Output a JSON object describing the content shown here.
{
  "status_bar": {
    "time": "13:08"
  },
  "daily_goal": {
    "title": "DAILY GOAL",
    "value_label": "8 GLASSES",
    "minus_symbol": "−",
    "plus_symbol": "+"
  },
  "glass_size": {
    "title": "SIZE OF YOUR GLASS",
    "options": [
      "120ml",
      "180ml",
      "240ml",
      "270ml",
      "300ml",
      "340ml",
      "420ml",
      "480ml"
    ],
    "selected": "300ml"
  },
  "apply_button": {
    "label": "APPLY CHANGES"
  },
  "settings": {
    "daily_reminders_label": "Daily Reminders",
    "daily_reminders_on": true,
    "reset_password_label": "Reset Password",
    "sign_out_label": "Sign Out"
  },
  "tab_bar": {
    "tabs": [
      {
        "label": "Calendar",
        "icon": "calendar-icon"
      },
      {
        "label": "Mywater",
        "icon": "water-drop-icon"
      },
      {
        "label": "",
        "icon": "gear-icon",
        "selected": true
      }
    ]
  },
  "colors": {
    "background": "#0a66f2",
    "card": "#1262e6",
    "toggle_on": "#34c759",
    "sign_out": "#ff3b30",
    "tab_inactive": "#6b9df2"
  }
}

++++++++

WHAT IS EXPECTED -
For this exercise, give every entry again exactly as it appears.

EXERCISE SOLUTION -
Output a JSON object describing the content shown here.
{
  "status_bar": {
    "time": "13:08"
  },
  "daily_goal": {
    "title": "DAILY GOAL",
    "value_label": "8 GLASSES",
    "minus_symbol": "−",
    "plus_symbol": "+"
  },
  "glass_size": {
    "title": "SIZE OF YOUR GLASS",
    "options": [
      "120ml",
      "180ml",
      "240ml",
      "270ml",
      "300ml",
      "340ml",
      "420ml",
      "480ml"
    ],
    "selected": "300ml"
  },
  "apply_button": {
    "label": "APPLY CHANGES"
  },
  "settings": {
    "daily_reminders_label": "Daily Reminders",
    "daily_reminders_on": true,
    "reset_password_label": "Reset Password",
    "sign_out_label": "Sign Out"
  },
  "tab_bar": {
    "tabs": [
      {
        "label": "Calendar",
        "icon": "calendar-icon"
      },
      {
        "label": "Mywater",
        "icon": "water-drop-icon"
      },
      {
        "label": "",
        "icon": "gear-icon",
        "selected": true
      }
    ]
  },
  "colors": {
    "background": "#0a66f2",
    "card": "#1262e6",
    "toggle_on": "#34c759",
    "sign_out": "#ff3b30",
    "tab_inactive": "#6b9df2"
  }
}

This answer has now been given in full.